Rejection of pharmaceutically active compounds by forward osmosis: Role of solution pH and membrane orientation
The effects of feed solution pH and membrane orientation on water flux and the rejection of carbamazepine and sulfamethoxazole were investigated using a bench scale forward osmosis (FO) system. Water flux was pH-dependent in both membrane orientations. In addition, water flux increased while the specific reverse salt flux and hydrogen ion flux decreased with increasing feed solution pH. Water flux was lower in the normal FO mode compared to that in the pressure retarded osmosis (PRO) mode because osmotic pressure differential was reduced due to the internal concentration polarisation (ICP) phenomenon. The rejection of neutral carbamazepine was generally pH independent in both membrane orientations. The rejection of carbamazepine in the PRO mode was lower than that in the FO mode due to the higher concentration gradient caused by concentrative ICP in porous supporting layer. Steric hindrance was probably the main separation mechanism for the neutral carbamazepine in the FO process. On the other hand, the rejection of sulfamethoxazole was significantly affected by the feed solution pH in both membrane orientations. Variation in the rejection sulfamethoxazole could be attributed to the electrostatic repulsion between the negatively charged FO membrane surface and varying effective charge of the sulfamethoxazole molecule.

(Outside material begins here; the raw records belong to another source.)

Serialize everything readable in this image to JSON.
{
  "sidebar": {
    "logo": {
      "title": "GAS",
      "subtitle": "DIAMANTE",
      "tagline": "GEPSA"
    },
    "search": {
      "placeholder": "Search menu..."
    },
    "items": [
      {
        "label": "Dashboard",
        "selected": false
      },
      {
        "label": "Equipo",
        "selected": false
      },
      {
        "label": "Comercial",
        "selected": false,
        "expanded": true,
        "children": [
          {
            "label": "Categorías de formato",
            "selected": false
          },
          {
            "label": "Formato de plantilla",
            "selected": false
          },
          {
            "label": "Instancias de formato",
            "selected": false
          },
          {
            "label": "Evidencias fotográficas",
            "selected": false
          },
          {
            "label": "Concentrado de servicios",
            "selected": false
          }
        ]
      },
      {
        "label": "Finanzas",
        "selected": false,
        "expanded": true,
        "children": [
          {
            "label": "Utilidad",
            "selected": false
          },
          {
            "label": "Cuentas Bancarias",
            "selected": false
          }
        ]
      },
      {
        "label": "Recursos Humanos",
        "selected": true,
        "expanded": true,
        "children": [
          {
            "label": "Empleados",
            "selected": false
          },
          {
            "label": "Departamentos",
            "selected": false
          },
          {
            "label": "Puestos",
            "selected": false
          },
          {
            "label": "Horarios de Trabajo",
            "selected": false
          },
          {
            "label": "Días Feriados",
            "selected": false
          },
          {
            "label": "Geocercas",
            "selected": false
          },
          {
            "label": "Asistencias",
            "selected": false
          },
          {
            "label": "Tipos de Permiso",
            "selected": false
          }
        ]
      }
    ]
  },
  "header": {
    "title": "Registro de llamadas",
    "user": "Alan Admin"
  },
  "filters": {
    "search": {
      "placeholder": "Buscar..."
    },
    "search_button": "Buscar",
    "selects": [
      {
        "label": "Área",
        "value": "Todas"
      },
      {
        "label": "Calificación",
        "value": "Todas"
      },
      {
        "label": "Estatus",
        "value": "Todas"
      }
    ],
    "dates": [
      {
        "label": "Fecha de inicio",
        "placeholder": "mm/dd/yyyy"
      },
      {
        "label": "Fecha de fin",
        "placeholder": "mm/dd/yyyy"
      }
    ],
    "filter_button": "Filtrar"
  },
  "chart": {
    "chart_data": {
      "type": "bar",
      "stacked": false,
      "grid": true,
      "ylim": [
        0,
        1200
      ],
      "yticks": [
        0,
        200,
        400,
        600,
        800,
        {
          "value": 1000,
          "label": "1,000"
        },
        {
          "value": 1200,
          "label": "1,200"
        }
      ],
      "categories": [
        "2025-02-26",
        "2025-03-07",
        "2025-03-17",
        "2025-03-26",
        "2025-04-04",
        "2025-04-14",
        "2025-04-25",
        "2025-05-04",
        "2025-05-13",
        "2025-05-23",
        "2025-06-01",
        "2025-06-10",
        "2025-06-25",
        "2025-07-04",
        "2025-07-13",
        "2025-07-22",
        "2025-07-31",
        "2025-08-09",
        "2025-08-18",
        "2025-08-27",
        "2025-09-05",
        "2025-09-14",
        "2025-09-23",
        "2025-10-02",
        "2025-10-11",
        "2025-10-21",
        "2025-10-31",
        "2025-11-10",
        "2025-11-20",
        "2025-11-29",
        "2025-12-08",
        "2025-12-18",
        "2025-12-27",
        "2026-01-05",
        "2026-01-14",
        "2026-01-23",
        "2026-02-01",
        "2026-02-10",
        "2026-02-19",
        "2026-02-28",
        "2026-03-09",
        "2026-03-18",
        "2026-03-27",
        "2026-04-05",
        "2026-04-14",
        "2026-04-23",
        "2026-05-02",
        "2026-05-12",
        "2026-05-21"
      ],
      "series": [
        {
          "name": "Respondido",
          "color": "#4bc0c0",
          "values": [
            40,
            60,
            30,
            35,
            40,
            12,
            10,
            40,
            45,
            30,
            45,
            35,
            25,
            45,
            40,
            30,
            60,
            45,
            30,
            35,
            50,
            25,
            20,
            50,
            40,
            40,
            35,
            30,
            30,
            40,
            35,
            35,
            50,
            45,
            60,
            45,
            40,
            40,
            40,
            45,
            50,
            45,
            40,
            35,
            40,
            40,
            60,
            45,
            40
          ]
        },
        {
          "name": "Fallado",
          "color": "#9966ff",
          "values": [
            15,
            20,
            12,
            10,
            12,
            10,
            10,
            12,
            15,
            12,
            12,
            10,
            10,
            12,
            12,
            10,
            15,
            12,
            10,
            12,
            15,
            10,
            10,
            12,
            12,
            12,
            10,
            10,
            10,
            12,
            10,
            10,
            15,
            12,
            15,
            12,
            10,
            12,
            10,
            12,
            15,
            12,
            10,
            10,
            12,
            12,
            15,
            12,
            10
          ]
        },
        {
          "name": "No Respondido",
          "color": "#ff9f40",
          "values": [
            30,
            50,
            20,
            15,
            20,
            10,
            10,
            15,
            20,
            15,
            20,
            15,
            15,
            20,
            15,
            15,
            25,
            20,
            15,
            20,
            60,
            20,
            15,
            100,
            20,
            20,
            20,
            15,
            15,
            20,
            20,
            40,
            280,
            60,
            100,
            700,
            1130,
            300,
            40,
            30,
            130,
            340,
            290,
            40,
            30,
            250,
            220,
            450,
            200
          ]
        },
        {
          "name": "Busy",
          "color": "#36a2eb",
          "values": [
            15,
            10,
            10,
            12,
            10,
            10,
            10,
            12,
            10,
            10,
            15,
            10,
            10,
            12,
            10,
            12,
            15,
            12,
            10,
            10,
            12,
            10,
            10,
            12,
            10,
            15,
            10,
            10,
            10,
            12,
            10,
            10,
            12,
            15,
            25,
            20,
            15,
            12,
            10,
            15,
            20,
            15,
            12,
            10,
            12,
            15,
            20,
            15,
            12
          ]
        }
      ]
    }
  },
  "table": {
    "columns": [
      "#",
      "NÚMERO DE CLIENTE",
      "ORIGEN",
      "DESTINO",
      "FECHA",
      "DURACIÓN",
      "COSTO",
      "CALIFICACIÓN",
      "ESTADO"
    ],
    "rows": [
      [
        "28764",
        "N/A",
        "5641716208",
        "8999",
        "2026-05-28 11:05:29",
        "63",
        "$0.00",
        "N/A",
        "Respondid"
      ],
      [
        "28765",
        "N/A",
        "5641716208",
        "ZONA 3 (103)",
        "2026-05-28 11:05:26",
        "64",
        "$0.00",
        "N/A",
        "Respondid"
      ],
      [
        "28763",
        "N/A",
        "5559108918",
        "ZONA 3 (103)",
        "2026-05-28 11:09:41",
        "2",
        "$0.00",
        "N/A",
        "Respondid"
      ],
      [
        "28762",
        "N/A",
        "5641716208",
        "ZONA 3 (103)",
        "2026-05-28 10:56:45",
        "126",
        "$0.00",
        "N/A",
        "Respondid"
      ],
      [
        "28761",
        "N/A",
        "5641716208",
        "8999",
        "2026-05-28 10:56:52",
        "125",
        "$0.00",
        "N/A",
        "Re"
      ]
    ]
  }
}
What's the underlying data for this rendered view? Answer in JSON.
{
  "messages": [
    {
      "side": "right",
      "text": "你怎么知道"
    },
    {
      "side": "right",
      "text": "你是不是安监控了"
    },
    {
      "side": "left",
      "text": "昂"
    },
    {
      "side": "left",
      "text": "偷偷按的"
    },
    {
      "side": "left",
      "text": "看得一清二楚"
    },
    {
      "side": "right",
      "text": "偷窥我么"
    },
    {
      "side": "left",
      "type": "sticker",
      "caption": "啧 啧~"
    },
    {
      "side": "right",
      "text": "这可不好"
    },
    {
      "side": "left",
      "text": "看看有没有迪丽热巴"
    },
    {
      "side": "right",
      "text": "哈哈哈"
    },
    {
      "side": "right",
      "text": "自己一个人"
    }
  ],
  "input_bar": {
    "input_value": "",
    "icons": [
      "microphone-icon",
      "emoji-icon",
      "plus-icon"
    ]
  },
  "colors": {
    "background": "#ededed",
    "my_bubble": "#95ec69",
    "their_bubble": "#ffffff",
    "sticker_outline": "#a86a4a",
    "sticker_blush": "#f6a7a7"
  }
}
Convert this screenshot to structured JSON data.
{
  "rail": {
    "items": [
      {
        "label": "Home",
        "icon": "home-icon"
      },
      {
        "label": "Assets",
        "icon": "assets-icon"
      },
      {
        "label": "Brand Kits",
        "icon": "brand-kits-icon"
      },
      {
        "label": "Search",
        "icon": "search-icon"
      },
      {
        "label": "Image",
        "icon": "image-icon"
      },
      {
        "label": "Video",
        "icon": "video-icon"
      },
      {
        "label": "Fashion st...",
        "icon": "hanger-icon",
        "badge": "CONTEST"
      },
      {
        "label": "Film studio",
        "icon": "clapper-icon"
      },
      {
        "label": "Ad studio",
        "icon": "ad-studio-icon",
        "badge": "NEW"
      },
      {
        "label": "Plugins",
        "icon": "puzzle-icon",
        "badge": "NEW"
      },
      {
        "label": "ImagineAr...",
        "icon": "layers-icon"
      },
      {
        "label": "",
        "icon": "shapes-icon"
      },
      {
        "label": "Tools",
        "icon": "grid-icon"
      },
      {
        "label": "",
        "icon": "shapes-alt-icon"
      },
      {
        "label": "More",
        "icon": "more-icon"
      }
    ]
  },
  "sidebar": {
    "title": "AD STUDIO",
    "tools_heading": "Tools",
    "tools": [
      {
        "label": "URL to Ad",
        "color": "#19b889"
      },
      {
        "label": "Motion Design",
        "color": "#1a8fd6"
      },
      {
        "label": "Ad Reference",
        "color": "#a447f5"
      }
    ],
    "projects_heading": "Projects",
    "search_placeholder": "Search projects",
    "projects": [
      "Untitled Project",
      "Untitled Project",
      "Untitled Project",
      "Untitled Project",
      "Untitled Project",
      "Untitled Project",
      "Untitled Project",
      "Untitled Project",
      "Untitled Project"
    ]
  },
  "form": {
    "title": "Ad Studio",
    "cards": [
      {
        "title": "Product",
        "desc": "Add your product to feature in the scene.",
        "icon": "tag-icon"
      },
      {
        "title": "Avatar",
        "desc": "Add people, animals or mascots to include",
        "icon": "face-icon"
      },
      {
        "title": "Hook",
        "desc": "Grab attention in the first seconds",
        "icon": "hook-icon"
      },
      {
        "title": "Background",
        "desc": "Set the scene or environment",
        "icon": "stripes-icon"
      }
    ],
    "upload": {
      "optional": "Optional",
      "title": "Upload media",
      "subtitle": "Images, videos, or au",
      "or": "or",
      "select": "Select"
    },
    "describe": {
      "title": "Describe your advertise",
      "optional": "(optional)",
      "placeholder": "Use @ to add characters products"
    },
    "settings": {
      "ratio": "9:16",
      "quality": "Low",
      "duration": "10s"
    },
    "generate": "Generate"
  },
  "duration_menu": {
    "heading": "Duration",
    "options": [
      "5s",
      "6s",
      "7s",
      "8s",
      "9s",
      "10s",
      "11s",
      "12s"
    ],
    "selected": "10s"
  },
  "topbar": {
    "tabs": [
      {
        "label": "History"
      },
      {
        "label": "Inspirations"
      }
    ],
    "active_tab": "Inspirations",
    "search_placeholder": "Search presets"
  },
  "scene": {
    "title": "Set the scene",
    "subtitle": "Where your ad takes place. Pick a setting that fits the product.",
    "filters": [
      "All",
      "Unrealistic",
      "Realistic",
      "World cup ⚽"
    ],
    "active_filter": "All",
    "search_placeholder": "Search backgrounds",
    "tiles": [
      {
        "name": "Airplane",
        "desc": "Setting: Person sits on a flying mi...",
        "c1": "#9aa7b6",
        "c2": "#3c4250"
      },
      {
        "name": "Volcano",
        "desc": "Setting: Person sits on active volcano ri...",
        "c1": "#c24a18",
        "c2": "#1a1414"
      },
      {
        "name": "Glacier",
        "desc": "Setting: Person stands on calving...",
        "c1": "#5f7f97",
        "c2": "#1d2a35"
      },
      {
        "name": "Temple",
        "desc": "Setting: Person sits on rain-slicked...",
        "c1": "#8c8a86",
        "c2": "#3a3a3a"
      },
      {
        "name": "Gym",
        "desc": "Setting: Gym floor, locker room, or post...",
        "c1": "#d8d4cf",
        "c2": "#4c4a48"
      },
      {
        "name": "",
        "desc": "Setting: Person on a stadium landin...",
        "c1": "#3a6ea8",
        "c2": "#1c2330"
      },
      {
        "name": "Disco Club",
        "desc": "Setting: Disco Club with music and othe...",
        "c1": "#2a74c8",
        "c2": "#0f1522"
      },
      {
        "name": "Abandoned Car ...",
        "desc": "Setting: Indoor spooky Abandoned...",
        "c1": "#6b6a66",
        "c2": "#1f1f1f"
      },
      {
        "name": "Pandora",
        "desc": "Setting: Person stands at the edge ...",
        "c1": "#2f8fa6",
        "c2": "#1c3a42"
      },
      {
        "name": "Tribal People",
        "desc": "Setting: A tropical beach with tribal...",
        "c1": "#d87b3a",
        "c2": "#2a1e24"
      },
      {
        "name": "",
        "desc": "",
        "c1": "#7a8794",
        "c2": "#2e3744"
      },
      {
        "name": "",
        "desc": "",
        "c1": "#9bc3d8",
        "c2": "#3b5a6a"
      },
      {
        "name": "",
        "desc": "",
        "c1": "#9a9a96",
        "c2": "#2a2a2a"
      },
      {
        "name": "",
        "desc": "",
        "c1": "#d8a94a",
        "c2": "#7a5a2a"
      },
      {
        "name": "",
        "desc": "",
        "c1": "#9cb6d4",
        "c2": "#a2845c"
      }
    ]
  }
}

Xie, M., Price, W. E. & Nghiem, L. D. (2012). Rejection of pharmaceutically active compounds by forward osmosis: Role of solution pH and membrane orientation. Separation and Purification Technology, 93 107-114.